Alexandria and Black History; Institution More Than Just a museum.(FAMILY TIMES)(FIELD TRIPS)
Byline: Alexandra Rockey Fleming, THE WASHINGTON TIMES
In 1939, 13 Southern states were hosts to 764 public libraries. Just 99 admitted black Americans. In the spring of that year, five young black men were arrested in the Alexandria Free Library on charges of disorderly conduct. Their crime: They had attempted to exercise library privileges at a whites-only facility.
"Many people probably don't even have an idea about the '39 sit-in," says Audrey Davis, curator and assistant director of the Alexandria Black History Resource Center.
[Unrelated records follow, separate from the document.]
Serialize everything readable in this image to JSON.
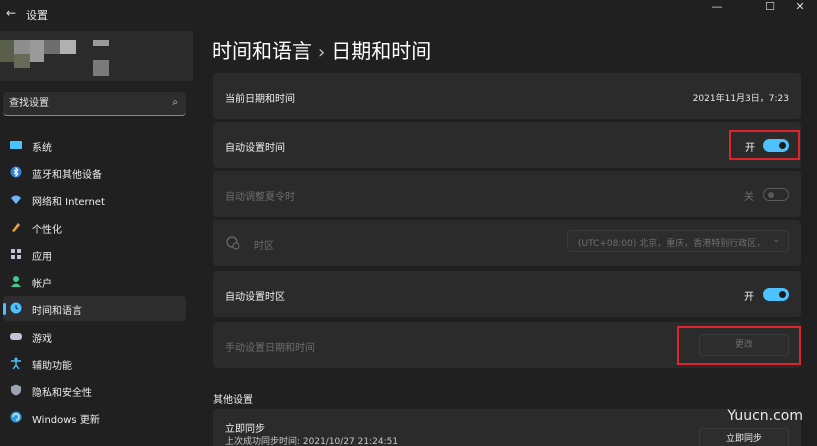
{
  "window": {
    "app_title": "设置",
    "back_glyph": "←",
    "minimize_glyph": "—",
    "maximize_glyph": "☐",
    "close_glyph": "✕"
  },
  "search": {
    "placeholder": "查找设置",
    "icon": "search-icon",
    "glyph": "⌕"
  },
  "sidebar": {
    "items": [
      {
        "label": "系统",
        "icon": "system-icon"
      },
      {
        "label": "蓝牙和其他设备",
        "icon": "bluetooth-icon"
      },
      {
        "label": "网络和 Internet",
        "icon": "wifi-icon"
      },
      {
        "label": "个性化",
        "icon": "brush-icon"
      },
      {
        "label": "应用",
        "icon": "apps-icon"
      },
      {
        "label": "帐户",
        "icon": "account-icon"
      },
      {
        "label": "时间和语言",
        "icon": "time-language-icon",
        "active": true
      },
      {
        "label": "游戏",
        "icon": "gamepad-icon"
      },
      {
        "label": "辅助功能",
        "icon": "accessibility-icon"
      },
      {
        "label": "隐私和安全性",
        "icon": "shield-icon"
      },
      {
        "label": "Windows 更新",
        "icon": "update-icon"
      }
    ]
  },
  "header": {
    "breadcrumb_parent": "时间和语言",
    "breadcrumb_sep": "›",
    "breadcrumb_current": "日期和时间"
  },
  "settings": {
    "current": {
      "label": "当前日期和时间",
      "value": "2021年11月3日，7:23"
    },
    "auto_time": {
      "label": "自动设置时间",
      "state": "开",
      "on": true
    },
    "dst": {
      "label": "自动调整夏令时",
      "state": "关",
      "on": false,
      "disabled": true
    },
    "timezone": {
      "label": "时区",
      "value": "(UTC+08:00) 北京，重庆，香港特别行政区，",
      "chevron": "⌄",
      "disabled": true
    },
    "auto_timezone": {
      "label": "自动设置时区",
      "state": "开",
      "on": true
    },
    "manual": {
      "label": "手动设置日期和时间",
      "button": "更改",
      "disabled": true
    }
  },
  "other": {
    "title": "其他设置",
    "sync_title": "立即同步",
    "sync_detail": "上次成功同步时间: 2021/10/27 21:24:51",
    "sync_button": "立即同步"
  },
  "watermark": "Yuucn.com",
  "colors": {
    "accent": "#4cc2ff",
    "background": "#202020",
    "card": "#2b2b2b",
    "highlight_box": "#e0242c"
  }
}
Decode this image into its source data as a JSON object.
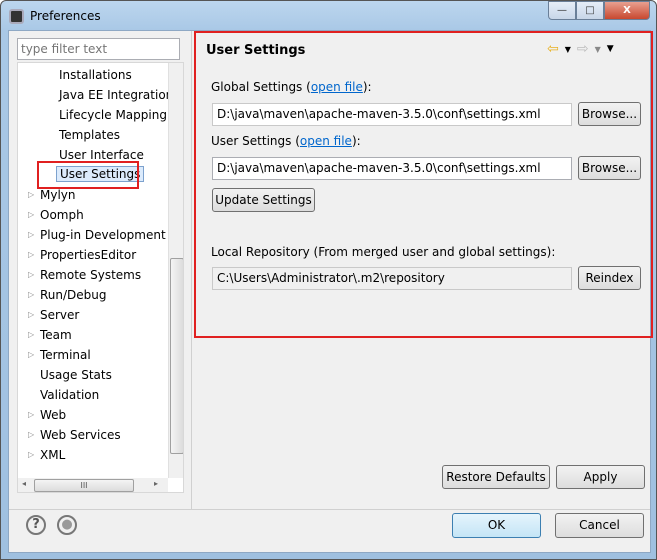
{
  "window": {
    "title": "Preferences",
    "minimize": "—",
    "maximize": "□",
    "close": "X"
  },
  "filter": {
    "placeholder": "type filter text"
  },
  "tree": {
    "items": [
      {
        "label": "Installations",
        "level": 2
      },
      {
        "label": "Java EE Integration",
        "level": 2
      },
      {
        "label": "Lifecycle Mapping",
        "level": 2
      },
      {
        "label": "Templates",
        "level": 2
      },
      {
        "label": "User Interface",
        "level": 2
      },
      {
        "label": "User Settings",
        "level": 2,
        "selected": true
      },
      {
        "label": "Mylyn",
        "level": 1,
        "expandable": true
      },
      {
        "label": "Oomph",
        "level": 1,
        "expandable": true
      },
      {
        "label": "Plug-in Development",
        "level": 1,
        "expandable": true
      },
      {
        "label": "PropertiesEditor",
        "level": 1,
        "expandable": true
      },
      {
        "label": "Remote Systems",
        "level": 1,
        "expandable": true
      },
      {
        "label": "Run/Debug",
        "level": 1,
        "expandable": true
      },
      {
        "label": "Server",
        "level": 1,
        "expandable": true
      },
      {
        "label": "Team",
        "level": 1,
        "expandable": true
      },
      {
        "label": "Terminal",
        "level": 1,
        "expandable": true
      },
      {
        "label": "Usage Stats",
        "level": 1
      },
      {
        "label": "Validation",
        "level": 1
      },
      {
        "label": "Web",
        "level": 1,
        "expandable": true
      },
      {
        "label": "Web Services",
        "level": 1,
        "expandable": true
      },
      {
        "label": "XML",
        "level": 1,
        "expandable": true
      }
    ]
  },
  "page": {
    "title": "User Settings",
    "global_label": "Global Settings (",
    "global_link": "open file",
    "global_close": "):",
    "global_value": "D:\\java\\maven\\apache-maven-3.5.0\\conf\\settings.xml",
    "user_label": "User Settings (",
    "user_link": "open file",
    "user_close": "):",
    "user_value": "D:\\java\\maven\\apache-maven-3.5.0\\conf\\settings.xml",
    "browse": "Browse...",
    "update": "Update Settings",
    "local_label": "Local Repository (From merged user and global settings):",
    "local_value": "C:\\Users\\Administrator\\.m2\\repository",
    "reindex": "Reindex",
    "restore": "Restore Defaults",
    "apply": "Apply"
  },
  "footer": {
    "ok": "OK",
    "cancel": "Cancel",
    "help": "?"
  },
  "colors": {
    "highlight": "#e02020",
    "link": "#0066cc"
  }
}
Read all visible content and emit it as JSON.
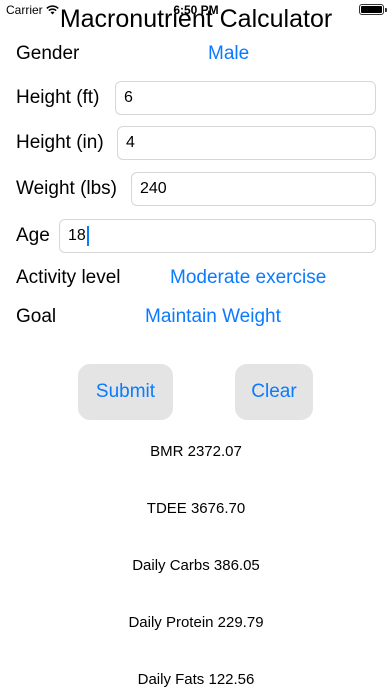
{
  "status": {
    "carrier": "Carrier",
    "time": "6:50 PM"
  },
  "title": "Macronutrient Calculator",
  "form": {
    "gender_label": "Gender",
    "gender_value": "Male",
    "height_ft_label": "Height (ft)",
    "height_ft_value": "6",
    "height_in_label": "Height (in)",
    "height_in_value": "4",
    "weight_label": "Weight (lbs)",
    "weight_value": "240",
    "age_label": "Age",
    "age_value": "18",
    "activity_label": "Activity level",
    "activity_value": "Moderate exercise",
    "goal_label": "Goal",
    "goal_value": "Maintain Weight"
  },
  "buttons": {
    "submit": "Submit",
    "clear": "Clear"
  },
  "results": {
    "bmr": "BMR 2372.07",
    "tdee": "TDEE 3676.70",
    "carbs": "Daily Carbs 386.05",
    "protein": "Daily Protein 229.79",
    "fats": "Daily Fats 122.56"
  },
  "colors": {
    "accent": "#0a7aff",
    "button_bg": "#e4e4e4",
    "input_border": "#d6d6d6"
  },
  "icons": {
    "wifi": "wifi-icon",
    "battery": "battery-icon"
  }
}
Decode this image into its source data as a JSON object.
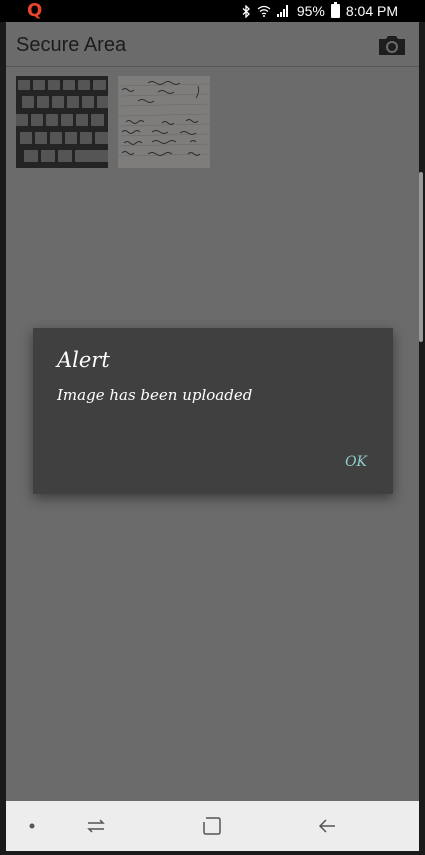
{
  "status_bar": {
    "app_logo": "Q",
    "battery": "95%",
    "time": "8:04 PM",
    "icons": [
      "bluetooth-icon",
      "wifi-icon",
      "signal-icon",
      "battery-icon"
    ]
  },
  "header": {
    "title": "Secure Area",
    "camera_icon": "camera-icon"
  },
  "gallery": {
    "items": [
      {
        "name": "keyboard-photo"
      },
      {
        "name": "notebook-photo"
      }
    ]
  },
  "dialog": {
    "title": "Alert",
    "message": "Image has been uploaded",
    "ok_label": "OK",
    "ok_color": "#8ecfc7"
  },
  "nav_bar": {
    "icons": [
      "dot-icon",
      "recent-apps-icon",
      "home-icon",
      "back-icon"
    ]
  }
}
That event - one of the first actions of civil disobedience - led to the 1940 creation of the Robert H. Robinson Library, the first public library for Alexandria's black community.
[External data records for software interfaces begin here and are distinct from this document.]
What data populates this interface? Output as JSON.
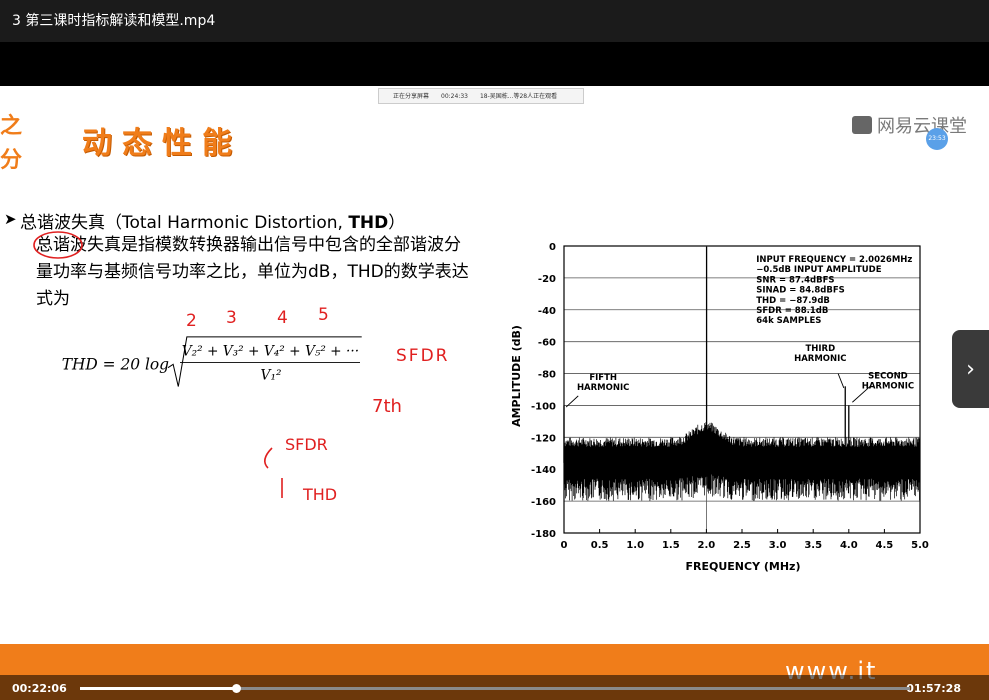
{
  "window": {
    "title": "3 第三课时指标解读和模型.mp4"
  },
  "share_bar": {
    "status": "正在分享屏幕",
    "time": "00:24:33",
    "viewers": "18-吴国栋...等28人正在观看"
  },
  "brand_left": {
    "line1": "之",
    "line2": "分"
  },
  "slide": {
    "heading": "动态性能",
    "bullet_title_cn": "总谐波失真（Total Harmonic Distortion, ",
    "bullet_title_abbr": "THD",
    "bullet_title_end": "）",
    "paragraph": "总谐波失真是指模数转换器输出信号中包含的全部谐波分量功率与基频信号功率之比，单位为dB，THD的数学表达式为",
    "formula": {
      "lhs": "THD = 20 log",
      "numerator": "V₂² + V₃² + V₄² + V₅² + ···",
      "denominator": "V₁²"
    },
    "logo": "网易云课堂",
    "avatar_text": "23:53",
    "watermark": "www.it"
  },
  "handwriting": {
    "n2": "2",
    "n3": "3",
    "n4": "4",
    "n5": "5",
    "sfdr1": "SFDR",
    "seventh": "7th",
    "sfdr2": "SFDR",
    "thd": "THD"
  },
  "chart_data": {
    "type": "line",
    "xlabel": "FREQUENCY (MHz)",
    "ylabel": "AMPLITUDE (dB)",
    "xlim": [
      0,
      5.0
    ],
    "ylim": [
      -180,
      0
    ],
    "x_ticks": [
      "0",
      "0.5",
      "1.0",
      "1.5",
      "2.0",
      "2.5",
      "3.0",
      "3.5",
      "4.0",
      "4.5",
      "5.0"
    ],
    "y_ticks": [
      "0",
      "-20",
      "-40",
      "-60",
      "-80",
      "-100",
      "-120",
      "-140",
      "-160",
      "-180"
    ],
    "grid": true,
    "info": [
      "INPUT FREQUENCY = 2.0026MHz",
      "−0.5dB INPUT AMPLITUDE",
      "SNR = 87.4dBFS",
      "SINAD = 84.8dBFS",
      "THD = −87.9dB",
      "SFDR = 88.1dB",
      "64k SAMPLES"
    ],
    "annotations": [
      {
        "label": [
          "FIFTH",
          "HARMONIC"
        ],
        "x": 0.0,
        "y": -100
      },
      {
        "label": [
          "THIRD",
          "HARMONIC"
        ],
        "x": 3.95,
        "y": -88
      },
      {
        "label": [
          "SECOND",
          "HARMONIC"
        ],
        "x": 4.0,
        "y": -100
      }
    ],
    "series": [
      {
        "points": [
          [
            0.0,
            -100
          ],
          [
            2.0026,
            -0.5
          ],
          [
            3.95,
            -88
          ],
          [
            4.0,
            -100
          ]
        ],
        "noise_floor": -136
      }
    ]
  },
  "player": {
    "current_time": "00:22:06",
    "total_time": "01:57:28",
    "progress": 0.188
  }
}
Today, that building stands as the cornerstone of the Alexandria Black History Resource Center, which opened in 1983 and is now under the direction of the Office of Historic Alexandria. In the Parker-Gray district of Old Town just a few blocks off Washington Street, the center promotes Alexandria's black history and builds on the knowledge of black contributions to society through lectures, videos, tours of the center and related artifacts.
Attractions and resources include an ever-expanding permanent collection, gallery space for rotating exhibits and the adjacent Watson Reading Room, which is a noncirculating research repository. The Alexandria African American Heritage Park, an 8-acre memorial space about a dozen blocks away from the center on Duke Street, completes the center's offerings.
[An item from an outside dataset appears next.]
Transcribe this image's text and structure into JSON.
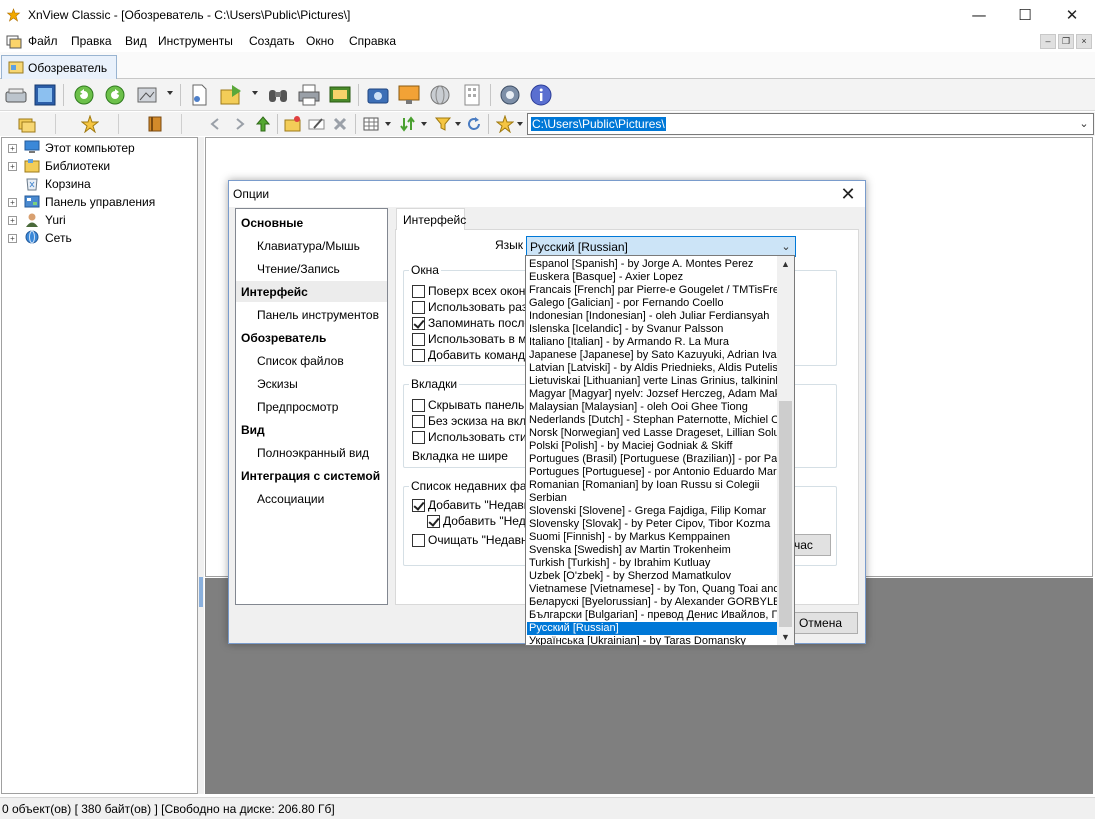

Some of the center's materials showcase Alexandria's early history; many reflect years of struggle by the city's black residents.
"When you come to this country, by the great writings of our forefathers, you assume that you have certain rights as an American citizen," Ms. Davis says. "But with our exhibits, we want to ask, 'Is that really the case?' Do new immigrants think they'll be able to achieve everything that white Americans have achieved? We want to pose these questions."
The center inspires such questions via "Securing the Blessings of Liberty," a permanent exhibit under development that was created "to take people back to Africa and up to the present, showing you family history and education," Ms. Davis says. "'Securing the Blessings' will have the viewers work with the curators as we discover more history about Alexandria. The final product will be unveiled in February 2004."
Among the artifacts in the Robert H. Robinson Library are photographs of people "who may not have been the most famous but who made a difference," Ms. Davis says. They include William Thomas, the first black Alexandrian casualty of World War I, and Cpl. Wayne L. Jordan, a native Alexandrian killed in Vietnam in 1967. Also included are copies of letters and photographs of the old slave pen on Duke Street. A regal mahogany organ, constructed in 1891 in Vermont, sits on loan from Alexandria's Shiloh Baptist Church.
Across the lobby, the Parker-Gray Gallery (named for the principals of two of Alexandria's early schools for black children after the Civil War) houses the center's rotating exhibits, which change every few months. "Reading the Word: The Church and African American Education," opening this month, explores the role of the church in educating blacks after the Civil War. …